Cigar City League
Creating a Rivalry: The Trolley Car's Contribution to Baseball
Professional and quasi-professional leagues and teams originated in the 19th century. Early teams, such as the Tampa Greys, represented the entire city. With the completion of the Fortune Street Bridge in February 1893, local organizers began on using neighborhood teams for inter-city baseball leagues. This bridge and the establishment of the trolley streetcar system linked Ybor City with West Tampa. Because the streetcars allowed for greater travel, teams could play in either centralized locations or in different neighborhoods. Prior to the bridge, it was difficult for people of Ybor City and West Tampa to converge at Plant Field to watch baseball games. By 1913, with the establishment of the Cigar City League (CCL), the trolley car became an instrumental tool in the popularity and mobility of baseball.
Established by Hugh Macfarlane, Cuesta Rey, and other civic leaders, the CCL was established in 1913. Seven teams participated in this league: Cuesta-Rey, Sanchez and Haya, Knight and Wall, and the Tampa-Cuba Cigar Co represented the cigar industry while other teams represented Tampa’s transportation companies, Tampa Gas, and the Police Department. This changed in the summer of 1914 as civic leaders decided to revert to teams that identified with neighborhoods.

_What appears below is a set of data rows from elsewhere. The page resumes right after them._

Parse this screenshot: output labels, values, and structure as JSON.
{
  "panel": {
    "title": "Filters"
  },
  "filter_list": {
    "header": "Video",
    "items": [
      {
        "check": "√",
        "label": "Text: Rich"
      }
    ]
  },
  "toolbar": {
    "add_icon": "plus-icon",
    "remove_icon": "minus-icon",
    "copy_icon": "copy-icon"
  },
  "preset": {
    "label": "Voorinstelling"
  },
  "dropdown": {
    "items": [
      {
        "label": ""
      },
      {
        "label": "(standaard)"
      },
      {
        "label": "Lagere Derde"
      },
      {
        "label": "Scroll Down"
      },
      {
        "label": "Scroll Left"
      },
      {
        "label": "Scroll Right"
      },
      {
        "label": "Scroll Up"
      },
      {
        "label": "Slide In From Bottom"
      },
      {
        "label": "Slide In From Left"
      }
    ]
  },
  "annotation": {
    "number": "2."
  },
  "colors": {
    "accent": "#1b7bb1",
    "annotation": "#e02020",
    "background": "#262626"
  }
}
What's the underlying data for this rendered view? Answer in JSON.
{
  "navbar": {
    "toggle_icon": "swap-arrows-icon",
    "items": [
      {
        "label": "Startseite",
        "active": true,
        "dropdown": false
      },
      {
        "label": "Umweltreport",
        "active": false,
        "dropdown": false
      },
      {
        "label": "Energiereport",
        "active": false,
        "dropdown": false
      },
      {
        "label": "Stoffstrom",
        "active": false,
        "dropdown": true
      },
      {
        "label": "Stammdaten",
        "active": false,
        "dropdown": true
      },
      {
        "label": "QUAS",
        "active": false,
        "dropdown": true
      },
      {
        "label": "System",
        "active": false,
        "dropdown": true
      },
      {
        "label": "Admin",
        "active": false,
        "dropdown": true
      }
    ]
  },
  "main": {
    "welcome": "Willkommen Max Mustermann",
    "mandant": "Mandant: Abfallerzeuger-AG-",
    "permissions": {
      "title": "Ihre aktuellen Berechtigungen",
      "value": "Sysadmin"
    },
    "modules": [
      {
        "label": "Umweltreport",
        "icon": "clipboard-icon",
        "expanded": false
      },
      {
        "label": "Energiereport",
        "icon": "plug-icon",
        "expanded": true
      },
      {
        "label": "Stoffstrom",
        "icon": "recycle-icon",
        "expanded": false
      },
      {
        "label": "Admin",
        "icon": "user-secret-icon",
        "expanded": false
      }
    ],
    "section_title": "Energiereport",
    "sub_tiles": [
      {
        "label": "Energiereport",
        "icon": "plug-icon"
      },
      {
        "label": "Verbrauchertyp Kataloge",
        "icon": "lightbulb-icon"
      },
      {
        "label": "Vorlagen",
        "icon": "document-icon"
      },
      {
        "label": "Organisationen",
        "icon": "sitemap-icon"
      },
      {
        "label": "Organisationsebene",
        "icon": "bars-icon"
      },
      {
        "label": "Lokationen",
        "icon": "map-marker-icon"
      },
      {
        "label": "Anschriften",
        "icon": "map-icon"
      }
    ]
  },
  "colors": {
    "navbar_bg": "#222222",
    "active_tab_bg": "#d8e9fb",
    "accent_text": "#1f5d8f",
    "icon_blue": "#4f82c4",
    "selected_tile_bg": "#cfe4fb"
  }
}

Moreover, for the 1914 and 1915 seasons, admission to the ballgames was free.
The summer of 1915 saw one of the most competitive pennant races in the history of the city. Only two teams remained in the CCL: Ybor City Redtoppers and West Tampa Mackmen. Over the summer, the two teams played thirty times at Plant Field and both teams had each had won 15 games. The league overseers declared that a three-game-playoff would be played to determine that summer’s pennant winner.
The first game of the series was held on October 18, 1915. The Redtoppers won the first game 3-0 behind the pitching of Ronald Barze, the Kissimmee Cowboy, who struck out twelve of West Tampa’s batters. Three days later, the Mackmen defeated Ybor City by the same score, 3-0, to tie the standings once again. The West Tampa pitcher, “The Dade City Cracker” Bryant Bowden, allowed only two hits while scoring the winning run that forced a third and deciding game.
The final game of the series was held at Plant Field on Monday, October 25th. On the morning of the game, the local newspaper noted that “hundreds are expected to lay aside business cares and see the championship battle.” Bowden again pitched for the Mackmen; however, the Redtoppers turned to the services of a high school pitcher. The game began at 8:15 p.m., about one hour after sunset. Organizers decided to start the game later in the day so that cigar factory workers could watch the championship game. Ybor City jumped out to an early lead by scoring a run in the bottom of the first inning. The score stood until the top of the fourth when West Tampa scored four unearned runs. The Mackmen added four more runs, all scored due to Ybor City’s sloppy defensive play. The Redtoppers attempted to rally in the bottom of the ninth. Yet, because of the time of day at which the game was played, darkness totally fell over the stadium making it difficult to see the ball. The West Tampa Mackmen held on and won the City Pennant.